Each line in the data must be reproduced as written, except for any picture.

-------- Given records

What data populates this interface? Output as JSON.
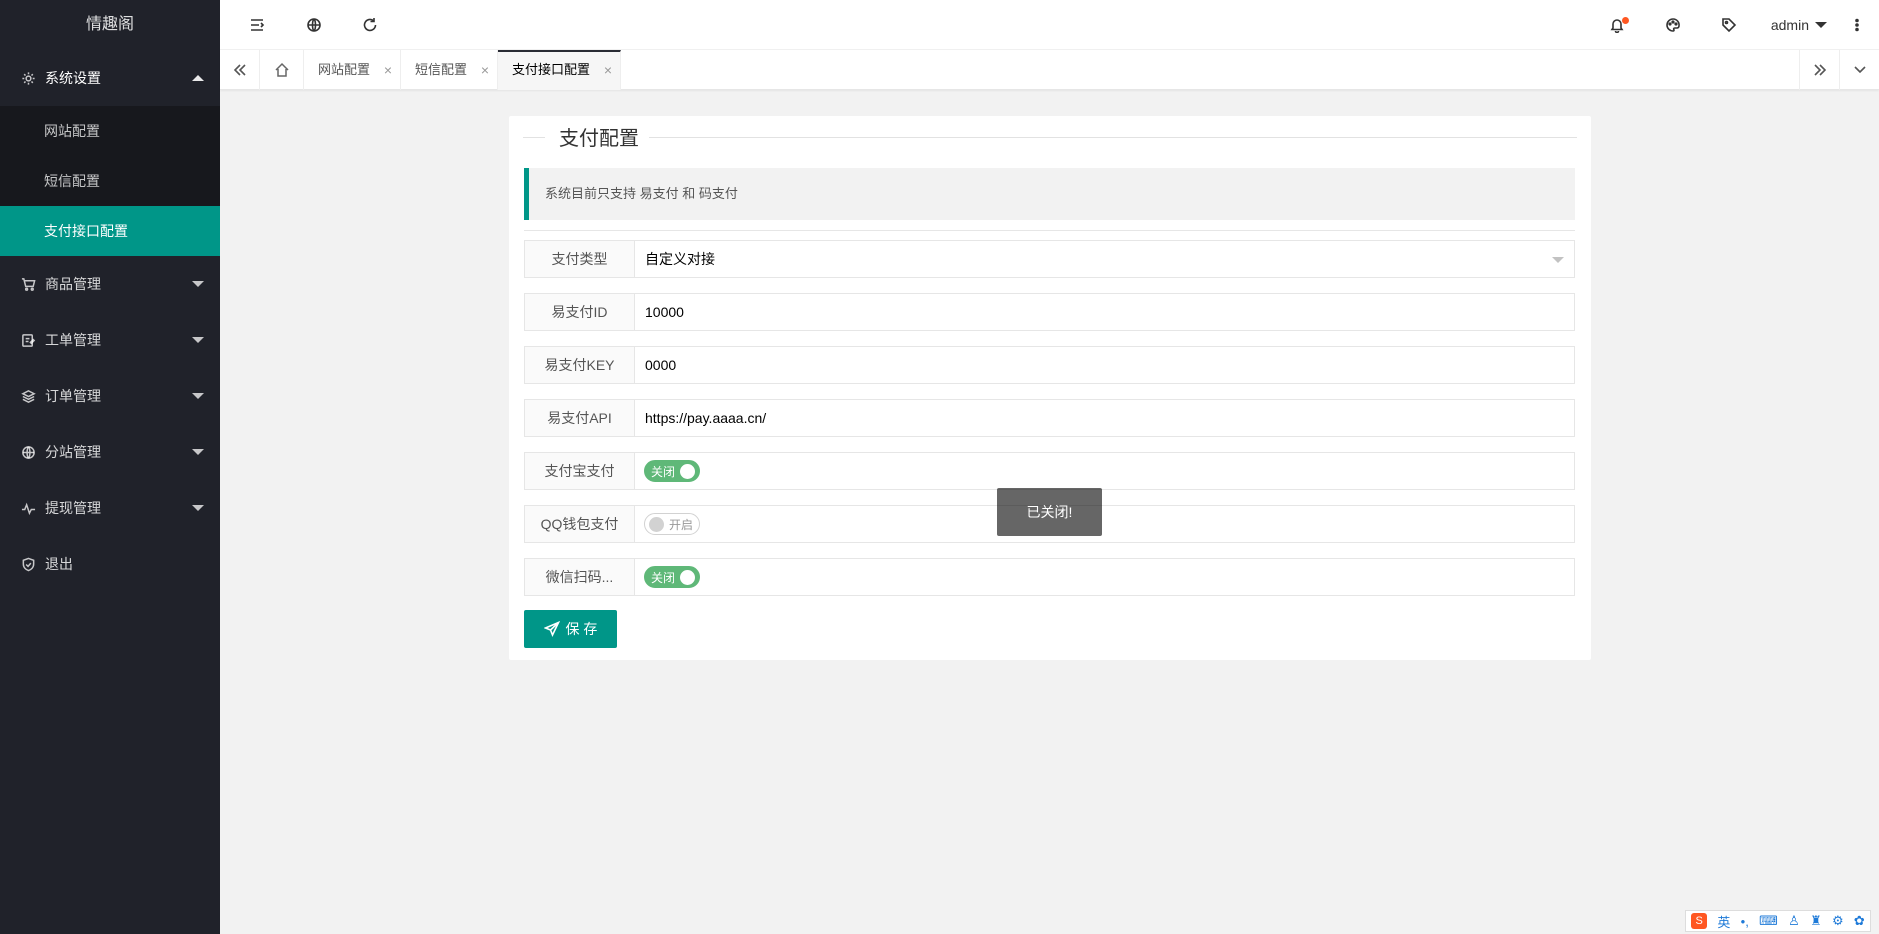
{
  "app": {
    "title": "情趣阁"
  },
  "sidebar": {
    "items": [
      {
        "label": "系统设置",
        "icon": "gear-icon",
        "expanded": true,
        "children": [
          {
            "label": "网站配置",
            "active": false
          },
          {
            "label": "短信配置",
            "active": false
          },
          {
            "label": "支付接口配置",
            "active": true
          }
        ]
      },
      {
        "label": "商品管理",
        "icon": "cart-icon"
      },
      {
        "label": "工单管理",
        "icon": "ticket-icon"
      },
      {
        "label": "订单管理",
        "icon": "layers-icon"
      },
      {
        "label": "分站管理",
        "icon": "globe-icon"
      },
      {
        "label": "提现管理",
        "icon": "pulse-icon"
      },
      {
        "label": "退出",
        "icon": "shield-check-icon"
      }
    ]
  },
  "header": {
    "user": "admin"
  },
  "tabs": [
    {
      "label": "网站配置",
      "close": "×"
    },
    {
      "label": "短信配置",
      "close": "×"
    },
    {
      "label": "支付接口配置",
      "close": "×",
      "active": true
    }
  ],
  "main": {
    "section_title": "支付配置",
    "notice": "系统目前只支持 易支付 和 码支付",
    "fields": {
      "pay_type": {
        "label": "支付类型",
        "value": "自定义对接"
      },
      "epay_id": {
        "label": "易支付ID",
        "value": "10000"
      },
      "epay_key": {
        "label": "易支付KEY",
        "value": "0000"
      },
      "epay_api": {
        "label": "易支付API",
        "value": "https://pay.aaaa.cn/"
      },
      "alipay": {
        "label": "支付宝支付",
        "switch_text": "关闭",
        "on": true
      },
      "qqpay": {
        "label": "QQ钱包支付",
        "switch_text": "开启",
        "on": false
      },
      "wxpay": {
        "label": "微信扫码...",
        "switch_text": "关闭",
        "on": true
      }
    },
    "save_label": "保 存"
  },
  "toast": {
    "text": "已关闭!"
  },
  "ime": {
    "lang": "英",
    "punct": "•,"
  },
  "colors": {
    "sidebar_bg": "#20222a",
    "accent": "#009688",
    "switch_on": "#5fb878",
    "notify_dot": "#ff5722"
  }
}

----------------

*Solution to the exercise*.
What data populates this interface? Output as JSON.
{
  "app": {
    "title": "情趣阁"
  },
  "sidebar": {
    "items": [
      {
        "label": "系统设置",
        "icon": "gear-icon",
        "expanded": true,
        "children": [
          {
            "label": "网站配置",
            "active": false
          },
          {
            "label": "短信配置",
            "active": false
          },
          {
            "label": "支付接口配置",
            "active": true
          }
        ]
      },
      {
        "label": "商品管理",
        "icon": "cart-icon"
      },
      {
        "label": "工单管理",
        "icon": "ticket-icon"
      },
      {
        "label": "订单管理",
        "icon": "layers-icon"
      },
      {
        "label": "分站管理",
        "icon": "globe-icon"
      },
      {
        "label": "提现管理",
        "icon": "pulse-icon"
      },
      {
        "label": "退出",
        "icon": "shield-check-icon"
      }
    ]
  },
  "header": {
    "user": "admin"
  },
  "tabs": [
    {
      "label": "网站配置",
      "close": "×"
    },
    {
      "label": "短信配置",
      "close": "×"
    },
    {
      "label": "支付接口配置",
      "close": "×",
      "active": true
    }
  ],
  "main": {
    "section_title": "支付配置",
    "notice": "系统目前只支持 易支付 和 码支付",
    "fields": {
      "pay_type": {
        "label": "支付类型",
        "value": "自定义对接"
      },
      "epay_id": {
        "label": "易支付ID",
        "value": "10000"
      },
      "epay_key": {
        "label": "易支付KEY",
        "value": "0000"
      },
      "epay_api": {
        "label": "易支付API",
        "value": "https://pay.aaaa.cn/"
      },
      "alipay": {
        "label": "支付宝支付",
        "switch_text": "关闭",
        "on": true
      },
      "qqpay": {
        "label": "QQ钱包支付",
        "switch_text": "开启",
        "on": false
      },
      "wxpay": {
        "label": "微信扫码...",
        "switch_text": "关闭",
        "on": true
      }
    },
    "save_label": "保 存"
  },
  "toast": {
    "text": "已关闭!"
  },
  "ime": {
    "lang": "英",
    "punct": "•,"
  },
  "colors": {
    "sidebar_bg": "#20222a",
    "accent": "#009688",
    "switch_on": "#5fb878",
    "notify_dot": "#ff5722"
  }
}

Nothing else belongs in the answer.